poem Vande Mataram indicated
by Bankim -all influence his Shakti songs.
His approach is personal and approximates
to the Mother -Child relationship. Her many
aspects are caught within the area of his
poetic creation. Oozhi-k-koothu is
the most audaciously frenzied and most poetically
articulate piece in the Bharati canon .It
is a description of the
Mother's terrible dance of destruction which
is at last arresed by the advent of Shiva
in his auspicious form, and they unite to
recreate the worlds once again.
Miscellaneous Poems: The subject matter
of these lyrics is social reform. Even
Puthia Athisoodi which is apparently
meant for children has commitments such as
Curse Astrology, Learn
Astronomy and Modernise ancient
scriptures . Many of the poems deal
with nature, education and the dignity of
labour. Much of his nature poetry is contain
in Vachana Kavithai . The emancipation
of women excercised Bharati's mind greatly.
He visualised The New Woman
as an emanation of Shakti. A willing helpmate
of man to build a new earth through co-operative
Three Great Poems : ( 1 ) Kannan
Pattu Consists of twenty-three lyrics
published in 1917.Bharati ecstatically sang
of Krishna as a friend , mother , servant
, teacher , student ,king ,child, prankish
boy ,lover ,lady-love and deity. The nayaka-nayaki
bhava of Indian ecstatics is given a novel
twist by Bharati whose intense absorption
in Krishna gives this superb collection a

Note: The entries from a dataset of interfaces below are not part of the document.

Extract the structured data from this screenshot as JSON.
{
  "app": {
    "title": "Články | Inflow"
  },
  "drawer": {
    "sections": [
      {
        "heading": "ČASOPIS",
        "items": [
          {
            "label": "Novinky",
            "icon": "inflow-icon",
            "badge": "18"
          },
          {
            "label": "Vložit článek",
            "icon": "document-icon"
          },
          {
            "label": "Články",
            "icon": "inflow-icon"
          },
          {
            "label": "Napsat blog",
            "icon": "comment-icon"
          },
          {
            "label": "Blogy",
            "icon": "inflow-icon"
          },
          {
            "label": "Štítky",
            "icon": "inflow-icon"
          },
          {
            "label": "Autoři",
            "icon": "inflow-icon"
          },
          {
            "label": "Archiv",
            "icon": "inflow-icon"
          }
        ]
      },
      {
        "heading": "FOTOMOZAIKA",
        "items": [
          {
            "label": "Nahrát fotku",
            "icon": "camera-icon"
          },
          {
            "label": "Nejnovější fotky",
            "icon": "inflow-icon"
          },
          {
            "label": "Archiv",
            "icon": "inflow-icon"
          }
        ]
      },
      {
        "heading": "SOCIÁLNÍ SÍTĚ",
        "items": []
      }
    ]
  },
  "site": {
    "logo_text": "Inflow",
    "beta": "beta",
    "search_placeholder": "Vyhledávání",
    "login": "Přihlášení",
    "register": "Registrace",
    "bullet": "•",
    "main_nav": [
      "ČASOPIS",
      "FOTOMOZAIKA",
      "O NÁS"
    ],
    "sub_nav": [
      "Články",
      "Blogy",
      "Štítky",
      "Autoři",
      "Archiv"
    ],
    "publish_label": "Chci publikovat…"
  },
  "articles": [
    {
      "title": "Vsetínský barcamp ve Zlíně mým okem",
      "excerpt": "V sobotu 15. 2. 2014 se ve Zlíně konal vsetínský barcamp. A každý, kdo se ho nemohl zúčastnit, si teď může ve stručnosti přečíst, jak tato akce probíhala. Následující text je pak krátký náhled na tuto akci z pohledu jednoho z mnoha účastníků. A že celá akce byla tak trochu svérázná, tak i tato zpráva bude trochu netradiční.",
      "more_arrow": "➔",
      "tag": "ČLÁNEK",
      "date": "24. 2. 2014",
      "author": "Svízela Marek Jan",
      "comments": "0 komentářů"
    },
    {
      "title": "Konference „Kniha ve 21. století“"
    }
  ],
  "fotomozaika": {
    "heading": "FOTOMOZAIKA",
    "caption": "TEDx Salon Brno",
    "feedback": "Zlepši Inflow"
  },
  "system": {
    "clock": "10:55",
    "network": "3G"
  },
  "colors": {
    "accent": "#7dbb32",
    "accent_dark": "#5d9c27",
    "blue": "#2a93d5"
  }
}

unique place in Tamil literature.
(2) The first part of Panchali Sapatham
'appeared in 1912 and the second part twelve
years later. Bharatis epic concentrates
on the critical movement when Duhshasana rises
to disorobe Draupadi. By choosing this moment
and linking it to the earlier motivation of
Duryodhana and the later series of vows
by the Pandavas that seal his fate, Bharati
created an architecturally perfect poem that
has both the epic sweep and the intensity
of tragic drama. The epic consists of five
cantos. For the first time a long Tamil poem
was written with simple phrases, simple
style, easily understood prosody, rhythms
liked by the common man.
Bharatis ideas on social reform, anxiety
to rid India of its foreign rulers and devotion
to Mahashakti also find a place in the movement
of the epic. The insulted and injured Queen,
womanhood fighting for her due place in the
world of men, Mother India struggling to be
free, and Mahashakti in the plenitude of her
splendour: these four attributes merge in
that immortal character turning from men to
God at the centre of the Kuru court.
(3) Kuyil Pattu is a narrative
poem and tells a fable about an Indian nightingale,
a bull and a monkey. The human characters
are a prince and a poet. The story came to
the poet in a dream, a kind of vision of Beauty
and love. The fable could be interpreted in
many ways. Chiefly, the poem seems to point
out the impossibility of a divine love on
earth. Inevitably the mundane earth tarnishes
and kills such true love. The poem initiated
a new trend in Tamil poetry.
Bharati wrote short stories and an unfinished
novel, Chandrikayin Kathai. His
wisdom tales, in imitation of
Panchatantra and Hitopadesa
stories, are still popular in Tamil Nadu.
Bharati also wrote in English and these writings
have been collected in Agni and Other
Poems and Translations (1937) and Essays
and other Prose Fragments (1937).
Subramania Bharati is now fully acknowledged
as the father of modern Tamil style. He showed
the Tamilians that that the spoken rhythms
of the language can be easily transferred
to the written page. It would be no exaggeration
to say that creative writing in Tamil during
the last five decades owes its existence to
Bharati. Above everything else, he was one
of the earliest to speak of India as an entity.
In his poems and prose writing he stressed
the need for an integrated India as an entity.
In his poems and prose writings he stressed
the need for an integrated India and exhorted
the Indians to eschew regional rivalries and
think in terms of an Indian.
Poem after poem describes the best in each
region and how these should be brought together
to build a glorious future for India. He was
sure that when the call came, Indias
millions would answer with one voice. So he
sang of Mother Bharat at the dawn of our Independence
She has thirty crores of faces,
But her heart is one;
She speaks eighteen languages,
Yet her mind is one.
His message for national unity is still relevant
for our life times.